◆ ASSIGNMENT ◆
Word for word, repeat each of the records below.

:::

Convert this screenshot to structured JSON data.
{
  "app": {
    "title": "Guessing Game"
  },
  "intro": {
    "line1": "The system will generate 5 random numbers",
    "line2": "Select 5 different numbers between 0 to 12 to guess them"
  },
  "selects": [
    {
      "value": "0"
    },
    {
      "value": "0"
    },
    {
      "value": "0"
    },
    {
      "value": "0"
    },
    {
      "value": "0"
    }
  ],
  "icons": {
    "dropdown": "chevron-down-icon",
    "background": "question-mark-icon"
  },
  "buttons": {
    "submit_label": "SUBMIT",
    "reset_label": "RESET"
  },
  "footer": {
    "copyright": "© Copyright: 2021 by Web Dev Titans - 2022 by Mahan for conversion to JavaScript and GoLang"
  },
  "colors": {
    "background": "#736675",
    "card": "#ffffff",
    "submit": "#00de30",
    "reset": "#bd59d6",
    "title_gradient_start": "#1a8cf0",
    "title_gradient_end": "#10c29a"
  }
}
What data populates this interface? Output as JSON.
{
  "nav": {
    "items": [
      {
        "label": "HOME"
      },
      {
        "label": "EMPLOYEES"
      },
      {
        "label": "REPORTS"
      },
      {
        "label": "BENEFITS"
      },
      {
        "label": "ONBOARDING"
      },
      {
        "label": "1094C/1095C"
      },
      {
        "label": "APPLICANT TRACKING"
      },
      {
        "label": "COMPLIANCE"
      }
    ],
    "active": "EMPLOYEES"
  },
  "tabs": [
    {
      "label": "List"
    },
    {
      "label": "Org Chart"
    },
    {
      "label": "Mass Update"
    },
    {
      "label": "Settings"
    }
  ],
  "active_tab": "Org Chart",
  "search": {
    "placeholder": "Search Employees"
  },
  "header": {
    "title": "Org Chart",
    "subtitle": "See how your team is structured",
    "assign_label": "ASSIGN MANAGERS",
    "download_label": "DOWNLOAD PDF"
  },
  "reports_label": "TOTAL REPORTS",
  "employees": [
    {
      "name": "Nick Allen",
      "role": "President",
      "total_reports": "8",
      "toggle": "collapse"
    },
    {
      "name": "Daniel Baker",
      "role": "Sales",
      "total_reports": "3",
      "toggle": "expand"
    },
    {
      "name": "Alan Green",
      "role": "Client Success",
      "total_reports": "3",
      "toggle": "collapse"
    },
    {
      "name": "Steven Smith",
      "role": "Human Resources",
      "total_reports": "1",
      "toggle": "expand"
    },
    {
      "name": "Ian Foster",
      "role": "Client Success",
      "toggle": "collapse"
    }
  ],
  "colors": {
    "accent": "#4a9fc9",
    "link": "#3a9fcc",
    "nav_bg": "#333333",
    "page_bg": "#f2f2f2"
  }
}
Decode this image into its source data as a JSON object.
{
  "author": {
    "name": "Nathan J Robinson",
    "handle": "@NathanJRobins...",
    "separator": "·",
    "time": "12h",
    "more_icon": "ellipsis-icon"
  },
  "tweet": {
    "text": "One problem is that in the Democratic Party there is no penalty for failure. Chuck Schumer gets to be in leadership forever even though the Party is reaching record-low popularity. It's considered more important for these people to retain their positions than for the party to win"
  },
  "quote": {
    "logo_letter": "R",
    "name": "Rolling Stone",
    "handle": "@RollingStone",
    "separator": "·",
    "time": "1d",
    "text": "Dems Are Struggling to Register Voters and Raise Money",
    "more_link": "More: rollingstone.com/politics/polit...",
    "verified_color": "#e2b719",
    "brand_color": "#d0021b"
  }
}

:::

◆ REPLY ◆
Convert this screenshot to structured JSON data.
{
  "app": {
    "title": "Guessing Game"
  },
  "intro": {
    "line1": "The system will generate 5 random numbers",
    "line2": "Select 5 different numbers between 0 to 12 to guess them"
  },
  "selects": [
    {
      "value": "0"
    },
    {
      "value": "0"
    },
    {
      "value": "0"
    },
    {
      "value": "0"
    },
    {
      "value": "0"
    }
  ],
  "icons": {
    "dropdown": "chevron-down-icon",
    "background": "question-mark-icon"
  },
  "buttons": {
    "submit_label": "SUBMIT",
    "reset_label": "RESET"
  },
  "footer": {
    "copyright": "© Copyright: 2021 by Web Dev Titans - 2022 by Mahan for conversion to JavaScript and GoLang"
  },
  "colors": {
    "background": "#736675",
    "card": "#ffffff",
    "submit": "#00de30",
    "reset": "#bd59d6",
    "title_gradient_start": "#1a8cf0",
    "title_gradient_end": "#10c29a"
  }
}
What data populates this interface? Output as JSON.
{
  "nav": {
    "items": [
      {
        "label": "HOME"
      },
      {
        "label": "EMPLOYEES"
      },
      {
        "label": "REPORTS"
      },
      {
        "label": "BENEFITS"
      },
      {
        "label": "ONBOARDING"
      },
      {
        "label": "1094C/1095C"
      },
      {
        "label": "APPLICANT TRACKING"
      },
      {
        "label": "COMPLIANCE"
      }
    ],
    "active": "EMPLOYEES"
  },
  "tabs": [
    {
      "label": "List"
    },
    {
      "label": "Org Chart"
    },
    {
      "label": "Mass Update"
    },
    {
      "label": "Settings"
    }
  ],
  "active_tab": "Org Chart",
  "search": {
    "placeholder": "Search Employees"
  },
  "header": {
    "title": "Org Chart",
    "subtitle": "See how your team is structured",
    "assign_label": "ASSIGN MANAGERS",
    "download_label": "DOWNLOAD PDF"
  },
  "reports_label": "TOTAL REPORTS",
  "employees": [
    {
      "name": "Nick Allen",
      "role": "President",
      "total_reports": "8",
      "toggle": "collapse"
    },
    {
      "name": "Daniel Baker",
      "role": "Sales",
      "total_reports": "3",
      "toggle": "expand"
    },
    {
      "name": "Alan Green",
      "role": "Client Success",
      "total_reports": "3",
      "toggle": "collapse"
    },
    {
      "name": "Steven Smith",
      "role": "Human Resources",
      "total_reports": "1",
      "toggle": "expand"
    },
    {
      "name": "Ian Foster",
      "role": "Client Success",
      "toggle": "collapse"
    }
  ],
  "colors": {
    "accent": "#4a9fc9",
    "link": "#3a9fcc",
    "nav_bg": "#333333",
    "page_bg": "#f2f2f2"
  }
}
Decode this image into its source data as a JSON object.
{
  "author": {
    "name": "Nathan J Robinson",
    "handle": "@NathanJRobins...",
    "separator": "·",
    "time": "12h",
    "more_icon": "ellipsis-icon"
  },
  "tweet": {
    "text": "One problem is that in the Democratic Party there is no penalty for failure. Chuck Schumer gets to be in leadership forever even though the Party is reaching record-low popularity. It's considered more important for these people to retain their positions than for the party to win"
  },
  "quote": {
    "logo_letter": "R",
    "name": "Rolling Stone",
    "handle": "@RollingStone",
    "separator": "·",
    "time": "1d",
    "text": "Dems Are Struggling to Register Voters and Raise Money",
    "more_link": "More: rollingstone.com/politics/polit...",
    "verified_color": "#e2b719",
    "brand_color": "#d0021b"
  }
}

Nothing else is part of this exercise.